Senate Majority Leader Mitch McConnell has a lot to contend with these days. Donald Trump’s push to reshape the GOP around an ideology best defined as vulgarian fascism has Senate Republicans terrified of losing their majority come November. The only other semi-serious contender in the GOP presidential hunt, Senator Ted Cruz, rose to fame by bashing McConnell as a spineless, soulless, chinless liar—and then he dropped out on Tuesday night, meaning he’ll soon be returning full-time to tormenting his leader. And the death of Justice Antonin Scalia in February fated McConnell to spend the rest of this year explaining to the country why President Obama does not in fact have the right to appoint his successor to the High Court. Small wonder McConnell has the Senate working the fewest days of any session in 60 years; the beleaguered leader clearly could use a little extra “me” time.
In the midst of all the chaos and uncertainty, however, McConnell has one political ace up his sleeve: the House Freedom Caucus.
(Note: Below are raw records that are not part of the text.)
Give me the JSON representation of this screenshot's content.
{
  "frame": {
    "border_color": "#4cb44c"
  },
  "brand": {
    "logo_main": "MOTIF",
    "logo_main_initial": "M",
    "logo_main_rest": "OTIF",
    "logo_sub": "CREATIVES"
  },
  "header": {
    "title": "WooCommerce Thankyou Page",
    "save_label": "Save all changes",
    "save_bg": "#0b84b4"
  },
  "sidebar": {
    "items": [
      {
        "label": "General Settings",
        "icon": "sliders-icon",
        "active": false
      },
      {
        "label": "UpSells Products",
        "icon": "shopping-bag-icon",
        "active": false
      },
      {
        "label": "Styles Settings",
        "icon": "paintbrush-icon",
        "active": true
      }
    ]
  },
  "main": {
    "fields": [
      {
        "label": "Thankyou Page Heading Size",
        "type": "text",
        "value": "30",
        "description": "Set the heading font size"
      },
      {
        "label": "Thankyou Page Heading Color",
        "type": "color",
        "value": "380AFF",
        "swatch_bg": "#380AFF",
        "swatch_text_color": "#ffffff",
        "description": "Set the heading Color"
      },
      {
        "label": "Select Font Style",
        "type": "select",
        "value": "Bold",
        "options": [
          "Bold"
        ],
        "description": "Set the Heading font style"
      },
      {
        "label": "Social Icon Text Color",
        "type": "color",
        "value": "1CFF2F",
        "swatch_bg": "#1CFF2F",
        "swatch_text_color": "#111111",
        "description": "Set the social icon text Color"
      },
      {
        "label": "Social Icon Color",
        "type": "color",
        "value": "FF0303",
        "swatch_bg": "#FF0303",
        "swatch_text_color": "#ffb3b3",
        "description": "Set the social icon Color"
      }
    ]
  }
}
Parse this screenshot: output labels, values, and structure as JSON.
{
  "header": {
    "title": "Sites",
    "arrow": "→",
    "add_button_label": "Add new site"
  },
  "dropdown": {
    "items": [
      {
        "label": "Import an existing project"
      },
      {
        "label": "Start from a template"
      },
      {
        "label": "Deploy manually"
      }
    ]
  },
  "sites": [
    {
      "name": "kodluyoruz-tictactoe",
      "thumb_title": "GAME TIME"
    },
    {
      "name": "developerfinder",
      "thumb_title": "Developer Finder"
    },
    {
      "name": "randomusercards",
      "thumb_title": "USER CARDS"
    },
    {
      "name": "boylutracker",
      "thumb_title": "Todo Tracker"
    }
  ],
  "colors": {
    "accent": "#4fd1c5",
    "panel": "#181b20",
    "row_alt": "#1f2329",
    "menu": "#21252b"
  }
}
Don’t misunderstand. Freedom Caucus crusaders loathe McConnell, maybe even more than they loathe President Obama. (Obama may be an infidel, but McConnell is a heretic, which dooms him to a much nastier circle of hell.) Cynical, opportunistic, and establishment to his core, McConnell represents, in conservative purists’ minds, all that is wrong with the GOP. It is the rare Freedom Caucuser who misses an opportunity—in one-on-one chats and public forums alike—to take a shot at the Senate leader. In late March, some angry caucus members suggested that, if McConnell failed to properly shepherd yet another one of their pet bills, he would need to go the way of deposed Speaker John Boehner. (How exactly members of the lower chamber plan to overthrow the head of the upper chamber is not entirely clear.) For a sense of the level of passions at play here, cue up last season’s Game of Thrones finale, in which Jon Snow was butchered by his own troops. That should clear things up.